In the case of an unintended pregnancy, the restrictions and barriers women face in pursuit of an abortion can result in stress and delay of critical prenatal care, further contributing to maternal mortality rates.
Unintended pregnancy in the United States has declined slightly over the past few years—51 percent of pregnancies were unintended between 2006 and 2010, while 45 percent were unintended in between 2009 and 2013.21 Increased access to contraception has been cited as at least partially responsible for this decline.22 However, these rates are still high compared with those of other developed countries and, importantly, vary disproportionately by race. In 2011, the unintended pregnancy rate for black women was more than double that of non-Hispanic white women.23 While increased access to contraception may have helped improve the average unintended pregnancy rate, communities of color still experience significant barriers to contraception and abortion—including cost and geographic limitations—that could decrease maternal mortality rates.
Many unintended pregnancies end in abortion, and those that do not often result in poor health outcomes for both mother and child.24 Unintended births are linked to negative physical and mental health outcomes for children compared with intended births. Women who experience unintended pregnancy and are forced to carry the pregnancy to term are likely to delay the initiation of prenatal care, which can result in higher incidences of maternity-related health problems.25
From 2008–2011, there was a slight increase in the share of unintended pregnancies that ended in abortion.26 However, there are still restrictions on abortion that can impact maternal and child health and well-being. Abortion restrictions vary by state and can require significant amounts of time, money, and other resources to acquire—especially depending on how far along a pregnancy is.27 If a pregnancy is unintended, overcoming hurdles to obtaining an abortion—such as travelling hundreds of miles for a procedure, missing multiple days of work because of mandatory waiting periods, lack of access to child care for women who are already mothers, or fundraising as the cost of the procedure rises—can create negative stress for maternal and child health.28 This stress can take a significant toll on the health and well-being of children if the woman pursuing the abortion is already a mother—and about 60 percent of women who get abortions are.29 Additionally, the restrictions placed on abortion can prolong the process indefinitely. If the outcome of the pregnancy in this situation is birth rather than abortion, then the child and mother may be predisposed to negative health outcomes as a result of delayed prenatal care.
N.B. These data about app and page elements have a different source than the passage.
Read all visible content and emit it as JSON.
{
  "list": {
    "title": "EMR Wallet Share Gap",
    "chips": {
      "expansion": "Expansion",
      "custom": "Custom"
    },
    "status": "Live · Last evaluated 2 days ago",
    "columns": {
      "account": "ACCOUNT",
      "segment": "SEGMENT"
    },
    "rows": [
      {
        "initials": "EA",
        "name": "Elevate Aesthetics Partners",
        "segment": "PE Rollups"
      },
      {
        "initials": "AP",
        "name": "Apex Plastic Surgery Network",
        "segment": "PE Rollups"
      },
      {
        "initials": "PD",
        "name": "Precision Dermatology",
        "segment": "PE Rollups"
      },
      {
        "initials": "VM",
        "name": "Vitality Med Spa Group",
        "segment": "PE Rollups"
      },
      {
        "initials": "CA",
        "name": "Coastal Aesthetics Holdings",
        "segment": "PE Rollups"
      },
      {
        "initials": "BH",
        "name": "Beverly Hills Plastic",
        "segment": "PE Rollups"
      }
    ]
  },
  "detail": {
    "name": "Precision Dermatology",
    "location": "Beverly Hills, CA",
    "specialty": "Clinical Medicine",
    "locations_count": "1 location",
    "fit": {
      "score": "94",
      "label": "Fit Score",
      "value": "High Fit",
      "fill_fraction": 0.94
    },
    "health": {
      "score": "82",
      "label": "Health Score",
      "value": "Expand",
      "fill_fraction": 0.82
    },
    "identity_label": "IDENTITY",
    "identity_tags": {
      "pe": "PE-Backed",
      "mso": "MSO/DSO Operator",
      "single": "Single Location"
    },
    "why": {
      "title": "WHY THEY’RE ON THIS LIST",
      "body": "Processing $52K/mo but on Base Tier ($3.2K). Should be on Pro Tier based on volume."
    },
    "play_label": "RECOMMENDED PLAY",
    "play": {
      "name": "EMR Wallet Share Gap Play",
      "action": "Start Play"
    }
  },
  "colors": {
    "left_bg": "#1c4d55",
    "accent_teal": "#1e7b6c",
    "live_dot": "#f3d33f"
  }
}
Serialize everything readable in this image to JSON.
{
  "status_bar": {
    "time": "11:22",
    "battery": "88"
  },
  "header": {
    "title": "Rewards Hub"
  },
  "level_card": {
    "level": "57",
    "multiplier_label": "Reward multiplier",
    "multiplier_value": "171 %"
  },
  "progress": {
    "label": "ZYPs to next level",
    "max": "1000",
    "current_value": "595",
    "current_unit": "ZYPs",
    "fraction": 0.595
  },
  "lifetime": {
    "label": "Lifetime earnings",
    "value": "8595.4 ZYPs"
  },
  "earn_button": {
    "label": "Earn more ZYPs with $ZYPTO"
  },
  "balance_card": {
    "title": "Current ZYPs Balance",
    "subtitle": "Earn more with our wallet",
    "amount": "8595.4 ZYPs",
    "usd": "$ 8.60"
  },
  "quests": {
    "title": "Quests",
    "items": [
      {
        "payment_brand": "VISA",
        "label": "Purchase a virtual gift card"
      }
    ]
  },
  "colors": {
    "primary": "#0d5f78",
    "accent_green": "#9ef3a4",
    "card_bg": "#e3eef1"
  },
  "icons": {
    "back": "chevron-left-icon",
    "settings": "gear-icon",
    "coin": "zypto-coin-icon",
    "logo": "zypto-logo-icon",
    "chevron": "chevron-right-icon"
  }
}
Finally, delays in accessing care can move women to consider unsafe abortion methods. In one study, women considered self-induced abortion using unsafe methods such as blunt-force trauma as a result of frustration with delays in accessing safe abortion.30